It is hard for me to predict when scientists who critically need solutions to real-life extrapolation problems would come to recognize that an elegant and complete solution now exists for them. Most of these scientists (e.g., Campbell’s disciples) do not read graphs and cannot therefore heed my invitation. Locked in a graph-deprived vocabulary, they are left to struggle with meta-analytic techniques or opaque re-calibration routines (see http://ftp.cs.ucla.edu/pub/stat_ser/r452-reprint.pdf) waiting perhaps for a more appealing invitation to discover the availability of a solution to their problems.

It will be interesting to see how long it would take, in the age of internet.

July 19, 2012

A note posted by Elias Bareinboim

In the past week, I have been engaged in a discussion with Andrew Gelman and his blog readers regarding causal inference, selection bias, confounding, and generalizability. I was trying to understand how his method which he calls “hierarchical modelling” would handle these issues and what guarantees it provides. Unfortunately, I could not reach an understanding of Gelman’s method (probably because no examples were provided).

Still, I think that this discussion having touched core issues of scientific methodology would be of interest to readers of this blog, the link follows:

Previous discussions took place regarding Rubin and Pearl’s dispute, here are some interesting links:
http://andrewgelman.com/2009/07/more_on_pearlru/
http://andrewgelman.com/2009/07/pearls_and_gelm/
http://andrewgelman.com/2012/01/judea-pearl-on-why-he-is-only-a-half-bayesian/

If anyone understands how “hierarchical modeling” can solve a simple toy problem (e.g., M-bias, control of confounding, mediation, generalizability), please share with us.

Cheers,
Bareinboim

January 8, 2012

Filed under: Discussion,Matching,Selection Bias — moderator @ 6:30 am

The following paradox was brought to our attention by Pablo Lardelli from Granada (Spain).

Pablo writes:

1. Imagine that you design a cohort study to assess the causal effect of X on Y, E[Y|do(X=x)]. Prior knowledge informs you that variable M is a possible confounder of the process X—>Y, which leads you to assume X<---M--->Y.

To adjust for the effect of this confounder, you decide to design a matched cohort study, matching on M non exposed to exposed. You know that matching breaks down the association between X and M in the sample.
[……]
The problem arises when you draw the DAG […] and realize that S is a collider on the path X—>S<---M and, since we are conditioning on S (because the study sample is restricted to S=1) we are in fact opening a non causal path between X and Y (through M) in the sample.
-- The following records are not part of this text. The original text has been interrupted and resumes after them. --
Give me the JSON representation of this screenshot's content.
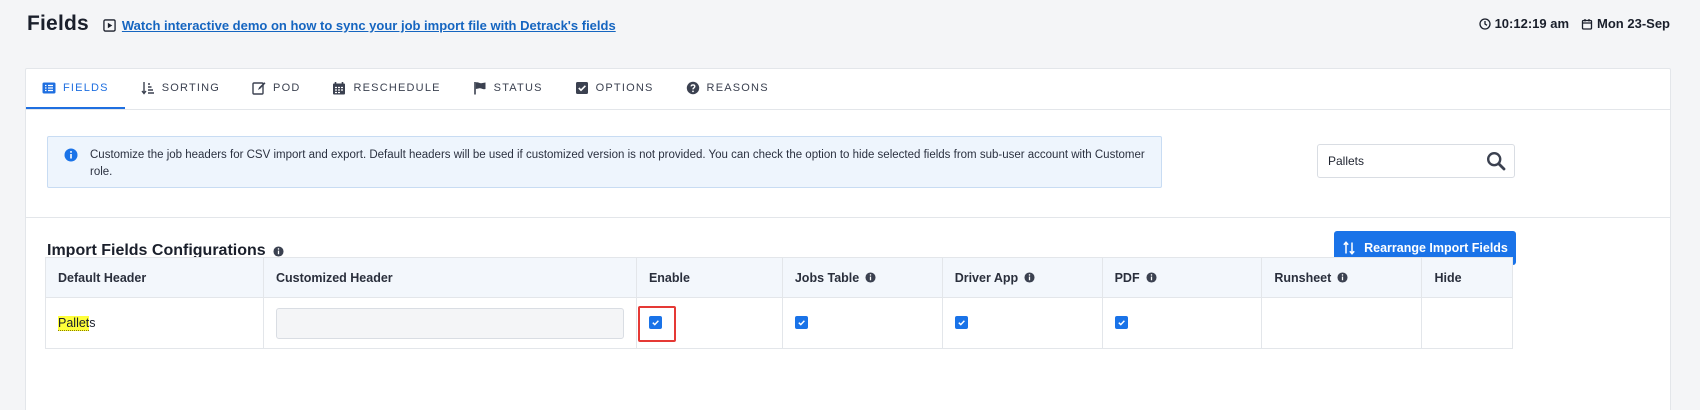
{
  "header": {
    "title": "Fields",
    "demo_link": "Watch interactive demo on how to sync your job import file with Detrack's fields",
    "time": "10:12:19 am",
    "date": "Mon 23-Sep"
  },
  "tabs": [
    {
      "label": "FIELDS",
      "icon": "list-icon",
      "active": true
    },
    {
      "label": "SORTING",
      "icon": "sort-icon"
    },
    {
      "label": "POD",
      "icon": "edit-icon"
    },
    {
      "label": "RESCHEDULE",
      "icon": "calendar-icon"
    },
    {
      "label": "STATUS",
      "icon": "flag-icon"
    },
    {
      "label": "OPTIONS",
      "icon": "checkbox-icon"
    },
    {
      "label": "REASONS",
      "icon": "question-icon"
    }
  ],
  "info": {
    "text": "Customize the job headers for CSV import and export. Default headers will be used if customized version is not provided. You can check the option to hide selected fields from sub-user account with Customer role."
  },
  "search": {
    "value": "Pallets"
  },
  "section": {
    "title": "Import Fields Configurations",
    "rearrange_label": "Rearrange Import Fields"
  },
  "table": {
    "columns": [
      "Default Header",
      "Customized Header",
      "Enable",
      "Jobs Table",
      "Driver App",
      "PDF",
      "Runsheet",
      "Hide"
    ],
    "rows": [
      {
        "default_header_highlight": "Pallet",
        "default_header_rest": "s",
        "customized_header": "",
        "enable": true,
        "jobs_table": true,
        "driver_app": true,
        "pdf": true,
        "runsheet": false,
        "hide": false
      }
    ]
  },
  "colors": {
    "accent": "#1a73e8",
    "highlight": "#ffff3a",
    "focus": "#e53935"
  }
}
But this stands in contradiction to everything we are told by our textbooks. Click here for full discussion of matching in DAGs, persistent-unfiathfulness and unit-to-unit interactions.